What is required
Each entry should be returned exactly as written, with no pictures carried over.

Source data

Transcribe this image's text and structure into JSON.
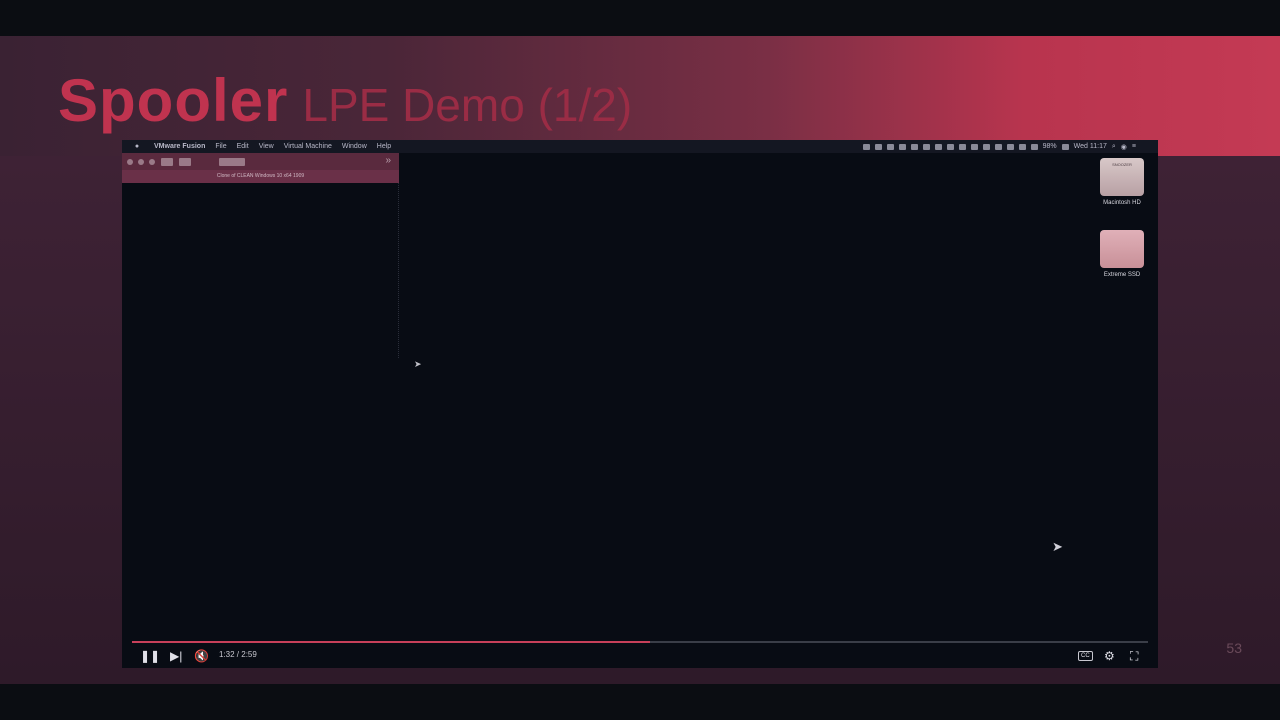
{
  "slide": {
    "title_strong": "Spooler",
    "title_light": "LPE Demo (1/2)",
    "slide_number": "53"
  },
  "menubar": {
    "apple_icon": "apple-icon",
    "items": [
      "VMware Fusion",
      "File",
      "Edit",
      "View",
      "Virtual Machine",
      "Window",
      "Help"
    ],
    "battery": "98%",
    "clock": "Wed 11:17"
  },
  "vm_window": {
    "title": "Clone of CLEAN Windows 10 x64 1909",
    "chevron": "»"
  },
  "desktop": {
    "icons": [
      {
        "label": "Macintosh HD",
        "drive_text": "SNOOZER"
      },
      {
        "label": "Extreme SSD"
      }
    ]
  },
  "player": {
    "time": "1:32 / 2:59",
    "progress": 0.51,
    "cc_label": "CC",
    "play_icon": "pause-icon",
    "next_icon": "next-icon",
    "mute_icon": "muted-speaker-icon",
    "settings_icon": "gear-icon",
    "fullscreen_icon": "fullscreen-icon"
  },
  "colors": {
    "accent": "#c0334f",
    "progress": "#c8405a"
  }
}
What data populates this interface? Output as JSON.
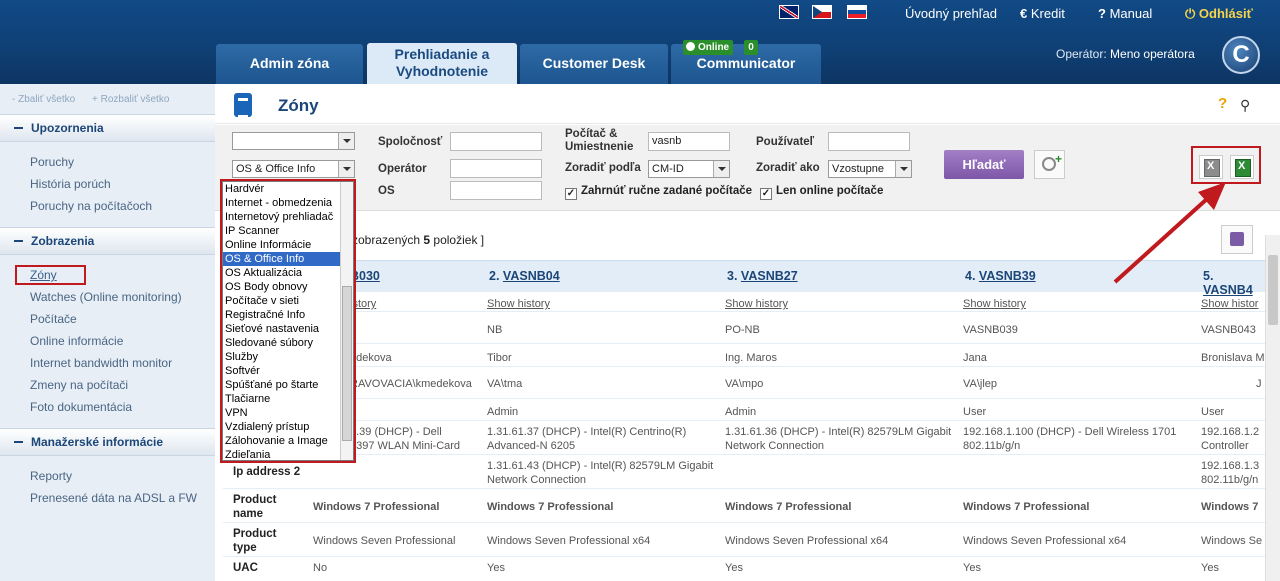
{
  "header": {
    "flags": [
      "uk-flag-icon",
      "cz-flag-icon",
      "sk-flag-icon"
    ],
    "home": "Úvodný prehľad",
    "credit": "Kredit",
    "manual": "Manual",
    "logout": "Odhlásiť",
    "operator_label": "Operátor:",
    "operator_name": "Meno operátora",
    "logo": "C"
  },
  "tabs": {
    "admin": "Admin zóna",
    "review_line1": "Prehliadanie a",
    "review_line2": "Vyhodnotenie",
    "customer": "Customer Desk",
    "comm": "Communicator",
    "online_badge": "Online",
    "online_count": "0"
  },
  "sidebar": {
    "collapse_all": "- Zbaliť všetko",
    "expand_all": "+ Rozbaliť všetko",
    "sections": [
      {
        "title": "Upozornenia",
        "items": [
          "Poruchy",
          "História porúch",
          "Poruchy na počítačoch"
        ]
      },
      {
        "title": "Zobrazenia",
        "items": [
          "Zóny",
          "Watches (Online monitoring)",
          "Počítače",
          "Online informácie",
          "Internet bandwidth monitor",
          "Zmeny na počítači",
          "Foto dokumentácia"
        ]
      },
      {
        "title": "Manažerské informácie",
        "items": [
          "Reporty",
          "Prenesené dáta na ADSL a FW"
        ]
      }
    ]
  },
  "page": {
    "title": "Zóny",
    "help": "?"
  },
  "filter": {
    "select1_value": "",
    "select2_value": "OS & Office Info",
    "company_label": "Spoločnosť",
    "operator_label": "Operátor",
    "os_label": "OS",
    "computer_label_line1": "Počítač &",
    "computer_label_line2": "Umiestnenie",
    "computer_value": "vasnb",
    "sort_by_label": "Zoradiť podľa",
    "sort_by_value": "CM-ID",
    "include_manual": "Zahrnúť ručne zadané počítače",
    "user_label": "Používateľ",
    "sort_as_label": "Zoradiť ako",
    "sort_as_value": "Vzostupne",
    "online_only": "Len online počítače",
    "search_button": "Hľadať"
  },
  "info_line_prefix": "zobrazených",
  "info_line_count": "5",
  "info_line_suffix": "položiek ]",
  "dropdown": {
    "items": [
      "Hardvér",
      "Internet - obmedzenia",
      "Internetový prehliadač",
      "IP Scanner",
      "Online Informácie",
      "OS & Office Info",
      "OS Aktualizácia",
      "OS Body obnovy",
      "Počítače v sieti",
      "Registračné Info",
      "Sieťové nastavenia",
      "Sledované súbory",
      "Služby",
      "Softvér",
      "Spúšťané po štarte",
      "Tlačiarne",
      "VPN",
      "Vzdialený prístup",
      "Zálohovanie a Image",
      "Zdieľania"
    ],
    "selected": "OS & Office Info"
  },
  "grid": {
    "columns": [
      {
        "num": "",
        "name": "B030"
      },
      {
        "num": "2.",
        "name": "VASNB04"
      },
      {
        "num": "3.",
        "name": "VASNB27"
      },
      {
        "num": "4.",
        "name": "VASNB39"
      },
      {
        "num": "5.",
        "name": "VASNB4"
      }
    ],
    "history": [
      "istory",
      "Show history",
      "Show history",
      "Show history",
      "Show histor"
    ],
    "row_name": [
      "",
      "NB",
      "PO-NB",
      "VASNB039",
      "VASNB043"
    ],
    "row_user": [
      "edekova",
      "Tibor",
      "Ing. Maros",
      "Jana",
      "Bronislava M"
    ],
    "row_account": [
      "RAVOVACIA\\kmedekova",
      "VA\\tma",
      "VA\\mpo",
      "VA\\jlep",
      "J"
    ],
    "row_rights": [
      "",
      "Admin",
      "Admin",
      "User",
      "User"
    ],
    "row_ip1": [
      [
        "1.39 (DHCP) - Dell",
        "1397 WLAN Mini-Card"
      ],
      [
        "1.31.61.37 (DHCP) - Intel(R) Centrino(R)",
        "Advanced-N 6205"
      ],
      [
        "1.31.61.36 (DHCP) - Intel(R) 82579LM Gigabit",
        "Network Connection"
      ],
      [
        "192.168.1.100 (DHCP) - Dell Wireless 1701",
        "802.11b/g/n"
      ],
      [
        "192.168.1.2",
        "Controller"
      ]
    ],
    "ip2_label": "Ip address 2",
    "row_ip2": [
      [
        "",
        ""
      ],
      [
        "1.31.61.43 (DHCP) - Intel(R) 82579LM Gigabit",
        "Network Connection"
      ],
      [
        "",
        ""
      ],
      [
        "",
        ""
      ],
      [
        "192.168.1.3",
        "802.11b/g/n"
      ]
    ],
    "product_name_label_1": "Product",
    "product_name_label_2": "name",
    "product_name": [
      "Windows 7 Professional",
      "Windows 7 Professional",
      "Windows 7 Professional",
      "Windows 7 Professional",
      "Windows 7"
    ],
    "product_type_label_1": "Product",
    "product_type_label_2": "type",
    "product_type": [
      "Windows Seven Professional",
      "Windows Seven Professional x64",
      "Windows Seven Professional x64",
      "Windows Seven Professional x64",
      "Windows Se"
    ],
    "uac_label": "UAC",
    "uac": [
      "No",
      "Yes",
      "Yes",
      "Yes",
      "Yes"
    ]
  },
  "colors": {
    "header_bg": "#0f3f74",
    "accent_red": "#c0191e",
    "search_button": "#8a63b3",
    "selected_item": "#3169c6"
  }
}
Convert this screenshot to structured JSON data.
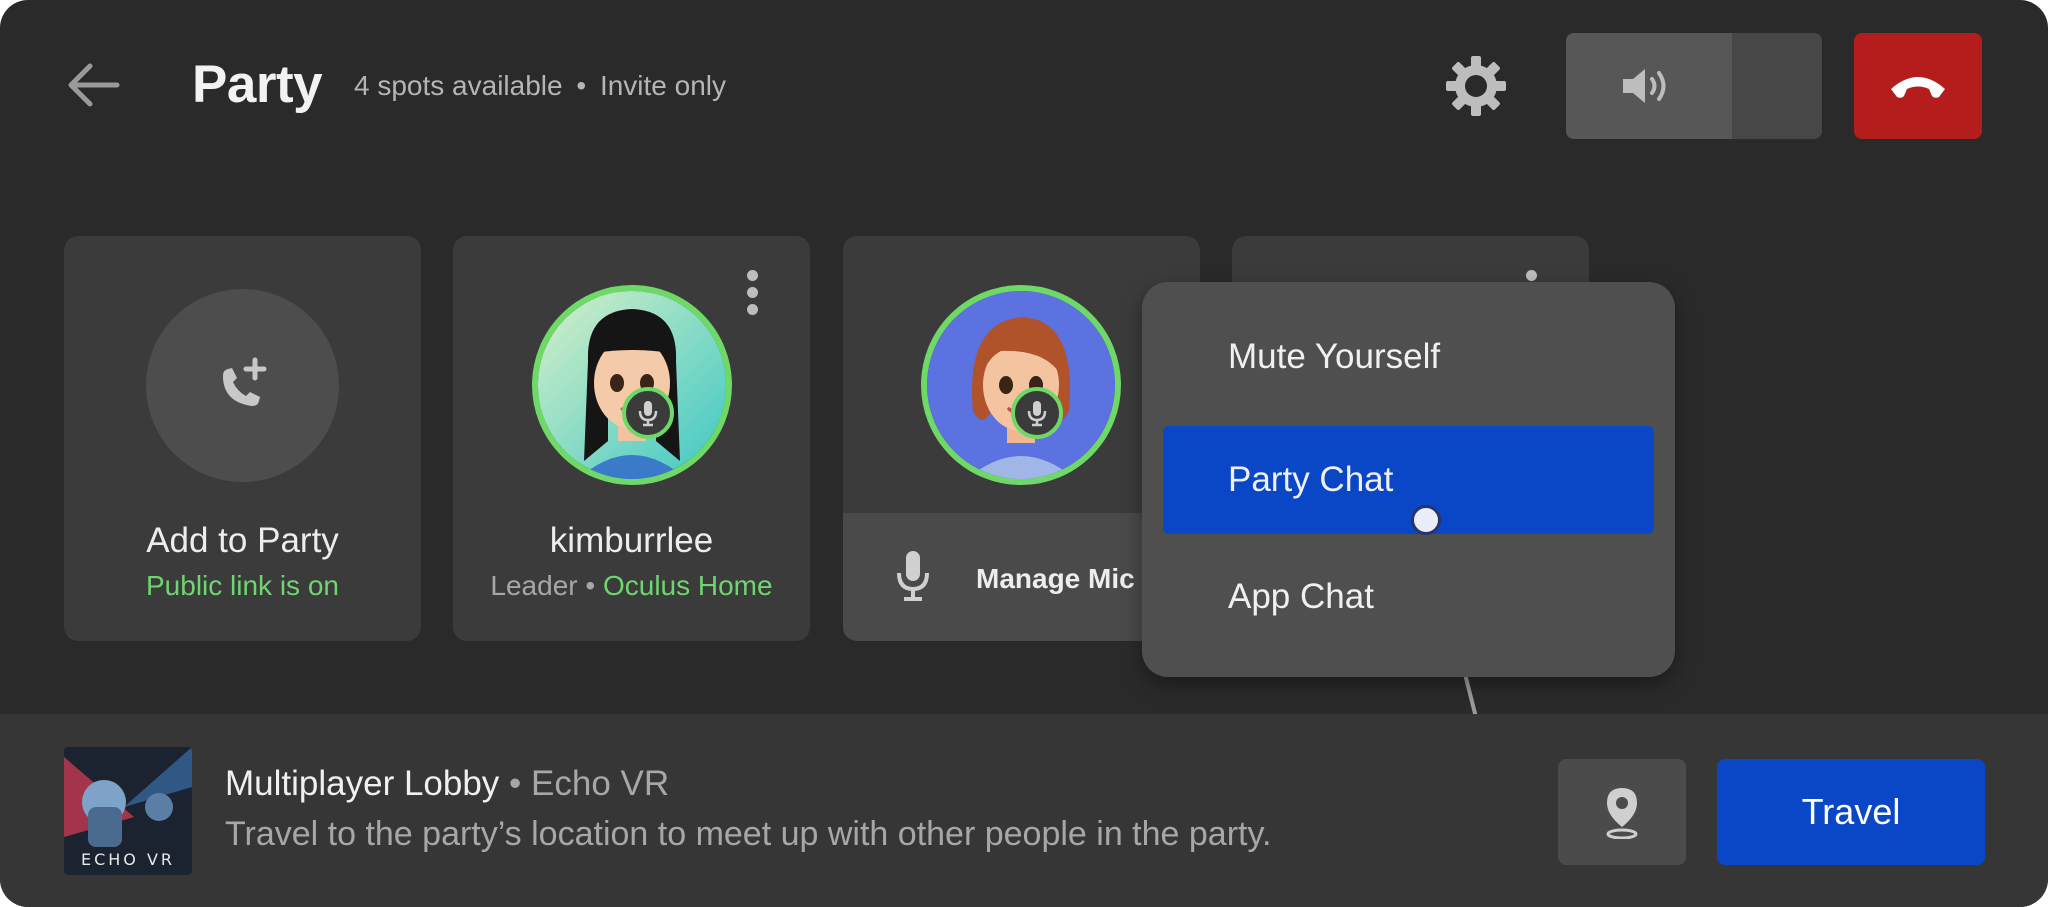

Answer
Transcribe this image's text and structure into JSON.
{
  "slide": {
    "title_strong": "Spooler",
    "title_light": "LPE Demo (1/2)",
    "slide_number": "53"
  },
  "menubar": {
    "apple_icon": "apple-icon",
    "items": [
      "VMware Fusion",
      "File",
      "Edit",
      "View",
      "Virtual Machine",
      "Window",
      "Help"
    ],
    "battery": "98%",
    "clock": "Wed 11:17"
  },
  "vm_window": {
    "title": "Clone of CLEAN Windows 10 x64 1909",
    "chevron": "»"
  },
  "desktop": {
    "icons": [
      {
        "label": "Macintosh HD",
        "drive_text": "SNOOZER"
      },
      {
        "label": "Extreme SSD"
      }
    ]
  },
  "player": {
    "time": "1:32 / 2:59",
    "progress": 0.51,
    "cc_label": "CC",
    "play_icon": "pause-icon",
    "next_icon": "next-icon",
    "mute_icon": "muted-speaker-icon",
    "settings_icon": "gear-icon",
    "fullscreen_icon": "fullscreen-icon"
  },
  "colors": {
    "accent": "#c0334f",
    "progress": "#c8405a"
  }
}
What data populates this interface? Output as JSON.
{
  "header": {
    "flags": [
      "uk-flag-icon",
      "cz-flag-icon",
      "sk-flag-icon"
    ],
    "home": "Úvodný prehľad",
    "credit": "Kredit",
    "manual": "Manual",
    "logout": "Odhlásiť",
    "operator_label": "Operátor:",
    "operator_name": "Meno operátora",
    "logo": "C"
  },
  "tabs": {
    "admin": "Admin zóna",
    "review_line1": "Prehliadanie a",
    "review_line2": "Vyhodnotenie",
    "customer": "Customer Desk",
    "comm": "Communicator",
    "online_badge": "Online",
    "online_count": "0"
  },
  "sidebar": {
    "collapse_all": "- Zbaliť všetko",
    "expand_all": "+ Rozbaliť všetko",
    "sections": [
      {
        "title": "Upozornenia",
        "items": [
          "Poruchy",
          "História porúch",
          "Poruchy na počítačoch"
        ]
      },
      {
        "title": "Zobrazenia",
        "items": [
          "Zóny",
          "Watches (Online monitoring)",
          "Počítače",
          "Online informácie",
          "Internet bandwidth monitor",
          "Zmeny na počítači",
          "Foto dokumentácia"
        ]
      },
      {
        "title": "Manažerské informácie",
        "items": [
          "Reporty",
          "Prenesené dáta na ADSL a FW"
        ]
      }
    ]
  },
  "page": {
    "title": "Zóny",
    "help": "?"
  },
  "filter": {
    "select1_value": "",
    "select2_value": "OS & Office Info",
    "company_label": "Spoločnosť",
    "operator_label": "Operátor",
    "os_label": "OS",
    "computer_label_line1": "Počítač &",
    "computer_label_line2": "Umiestnenie",
    "computer_value": "vasnb",
    "sort_by_label": "Zoradiť podľa",
    "sort_by_value": "CM-ID",
    "include_manual": "Zahrnúť ručne zadané počítače",
    "user_label": "Používateľ",
    "sort_as_label": "Zoradiť ako",
    "sort_as_value": "Vzostupne",
    "online_only": "Len online počítače",
    "search_button": "Hľadať"
  },
  "info_line_prefix": "zobrazených",
  "info_line_count": "5",
  "info_line_suffix": "položiek ]",
  "dropdown": {
    "items": [
      "Hardvér",
      "Internet - obmedzenia",
      "Internetový prehliadač",
      "IP Scanner",
      "Online Informácie",
      "OS & Office Info",
      "OS Aktualizácia",
      "OS Body obnovy",
      "Počítače v sieti",
      "Registračné Info",
      "Sieťové nastavenia",
      "Sledované súbory",
      "Služby",
      "Softvér",
      "Spúšťané po štarte",
      "Tlačiarne",
      "VPN",
      "Vzdialený prístup",
      "Zálohovanie a Image",
      "Zdieľania"
    ],
    "selected": "OS & Office Info"
  },
  "grid": {
    "columns": [
      {
        "num": "",
        "name": "B030"
      },
      {
        "num": "2.",
        "name": "VASNB04"
      },
      {
        "num": "3.",
        "name": "VASNB27"
      },
      {
        "num": "4.",
        "name": "VASNB39"
      },
      {
        "num": "5.",
        "name": "VASNB4"
      }
    ],
    "history": [
      "istory",
      "Show history",
      "Show history",
      "Show history",
      "Show histor"
    ],
    "row_name": [
      "",
      "NB",
      "PO-NB",
      "VASNB039",
      "VASNB043"
    ],
    "row_user": [
      "edekova",
      "Tibor",
      "Ing. Maros",
      "Jana",
      "Bronislava M"
    ],
    "row_account": [
      "RAVOVACIA\\kmedekova",
      "VA\\tma",
      "VA\\mpo",
      "VA\\jlep",
      "J"
    ],
    "row_rights": [
      "",
      "Admin",
      "Admin",
      "User",
      "User"
    ],
    "row_ip1": [
      [
        "1.39 (DHCP) - Dell",
        "1397 WLAN Mini-Card"
      ],
      [
        "1.31.61.37 (DHCP) - Intel(R) Centrino(R)",
        "Advanced-N 6205"
      ],
      [
        "1.31.61.36 (DHCP) - Intel(R) 82579LM Gigabit",
        "Network Connection"
      ],
      [
        "192.168.1.100 (DHCP) - Dell Wireless 1701",
        "802.11b/g/n"
      ],
      [
        "192.168.1.2",
        "Controller"
      ]
    ],
    "ip2_label": "Ip address 2",
    "row_ip2": [
      [
        "",
        ""
      ],
      [
        "1.31.61.43 (DHCP) - Intel(R) 82579LM Gigabit",
        "Network Connection"
      ],
      [
        "",
        ""
      ],
      [
        "",
        ""
      ],
      [
        "192.168.1.3",
        "802.11b/g/n"
      ]
    ],
    "product_name_label_1": "Product",
    "product_name_label_2": "name",
    "product_name": [
      "Windows 7 Professional",
      "Windows 7 Professional",
      "Windows 7 Professional",
      "Windows 7 Professional",
      "Windows 7"
    ],
    "product_type_label_1": "Product",
    "product_type_label_2": "type",
    "product_type": [
      "Windows Seven Professional",
      "Windows Seven Professional x64",
      "Windows Seven Professional x64",
      "Windows Seven Professional x64",
      "Windows Se"
    ],
    "uac_label": "UAC",
    "uac": [
      "No",
      "Yes",
      "Yes",
      "Yes",
      "Yes"
    ]
  },
  "colors": {
    "header_bg": "#0f3f74",
    "accent_red": "#c0191e",
    "search_button": "#8a63b3",
    "selected_item": "#3169c6"
  }
}
Convert this screenshot to structured JSON data.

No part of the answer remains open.